[Opening RECORDED INFORMATION section]
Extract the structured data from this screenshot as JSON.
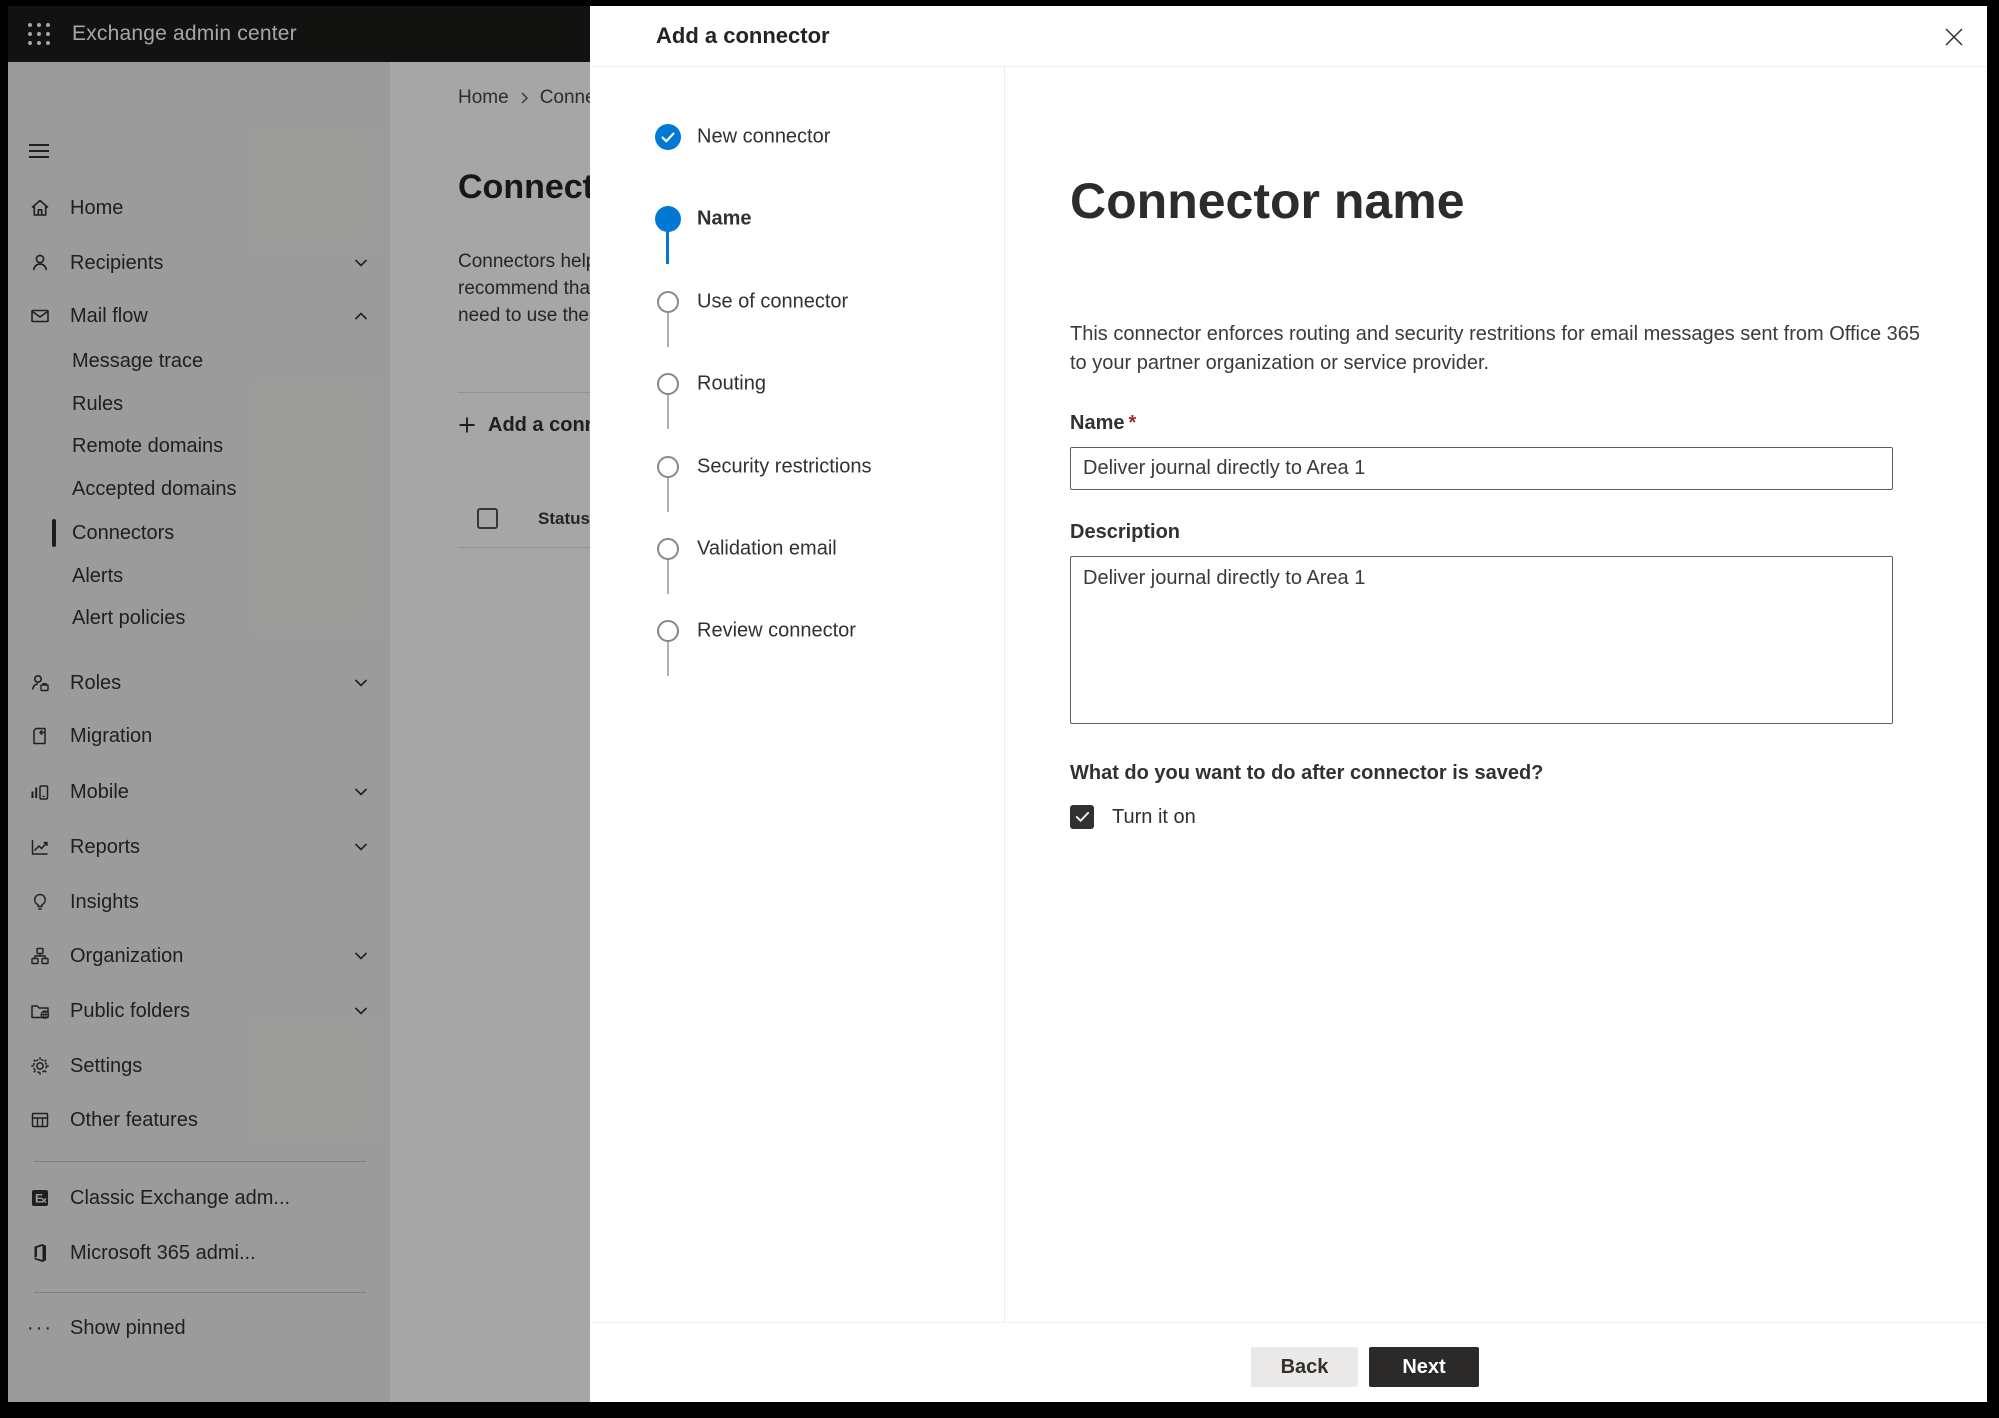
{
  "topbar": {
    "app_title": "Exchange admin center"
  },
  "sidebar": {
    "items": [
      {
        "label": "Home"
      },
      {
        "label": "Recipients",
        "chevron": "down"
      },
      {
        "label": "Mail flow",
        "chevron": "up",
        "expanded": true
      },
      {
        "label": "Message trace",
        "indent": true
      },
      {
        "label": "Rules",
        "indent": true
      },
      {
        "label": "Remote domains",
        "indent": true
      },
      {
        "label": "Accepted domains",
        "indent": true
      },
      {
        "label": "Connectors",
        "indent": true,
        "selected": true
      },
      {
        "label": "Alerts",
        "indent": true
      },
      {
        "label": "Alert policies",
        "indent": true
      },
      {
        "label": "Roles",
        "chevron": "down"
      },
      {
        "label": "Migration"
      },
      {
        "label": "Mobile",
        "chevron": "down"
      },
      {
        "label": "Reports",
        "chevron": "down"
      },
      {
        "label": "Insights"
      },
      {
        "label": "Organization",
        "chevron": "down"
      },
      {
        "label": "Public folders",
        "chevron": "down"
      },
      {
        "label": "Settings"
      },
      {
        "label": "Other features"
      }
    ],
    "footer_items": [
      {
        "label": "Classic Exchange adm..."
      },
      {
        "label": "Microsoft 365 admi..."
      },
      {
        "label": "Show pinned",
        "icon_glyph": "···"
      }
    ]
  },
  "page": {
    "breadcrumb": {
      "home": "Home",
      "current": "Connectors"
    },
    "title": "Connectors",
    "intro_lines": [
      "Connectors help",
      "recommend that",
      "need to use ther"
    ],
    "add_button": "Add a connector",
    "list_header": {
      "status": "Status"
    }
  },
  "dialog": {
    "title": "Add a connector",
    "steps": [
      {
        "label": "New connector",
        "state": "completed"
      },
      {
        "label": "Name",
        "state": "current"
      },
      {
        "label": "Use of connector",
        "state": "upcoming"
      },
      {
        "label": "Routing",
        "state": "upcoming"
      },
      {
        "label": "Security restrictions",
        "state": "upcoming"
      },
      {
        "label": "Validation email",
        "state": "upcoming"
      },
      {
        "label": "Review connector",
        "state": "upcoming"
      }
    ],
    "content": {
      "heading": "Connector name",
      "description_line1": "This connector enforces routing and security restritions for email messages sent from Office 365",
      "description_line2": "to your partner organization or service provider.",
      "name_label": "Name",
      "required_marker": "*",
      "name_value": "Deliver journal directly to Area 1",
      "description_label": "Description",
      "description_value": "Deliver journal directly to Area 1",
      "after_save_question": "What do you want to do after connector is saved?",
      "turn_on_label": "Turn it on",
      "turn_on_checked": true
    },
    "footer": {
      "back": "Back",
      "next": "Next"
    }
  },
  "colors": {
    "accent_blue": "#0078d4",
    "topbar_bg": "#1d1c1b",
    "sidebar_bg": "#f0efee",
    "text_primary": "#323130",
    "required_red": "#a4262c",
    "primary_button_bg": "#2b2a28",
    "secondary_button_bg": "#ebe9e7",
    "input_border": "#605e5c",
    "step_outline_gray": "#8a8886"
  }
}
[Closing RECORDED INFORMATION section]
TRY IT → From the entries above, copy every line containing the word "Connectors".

RESULT →
        "label": "Connectors",
      "current": "Connectors"
    "title": "Connectors",
      "Connectors help",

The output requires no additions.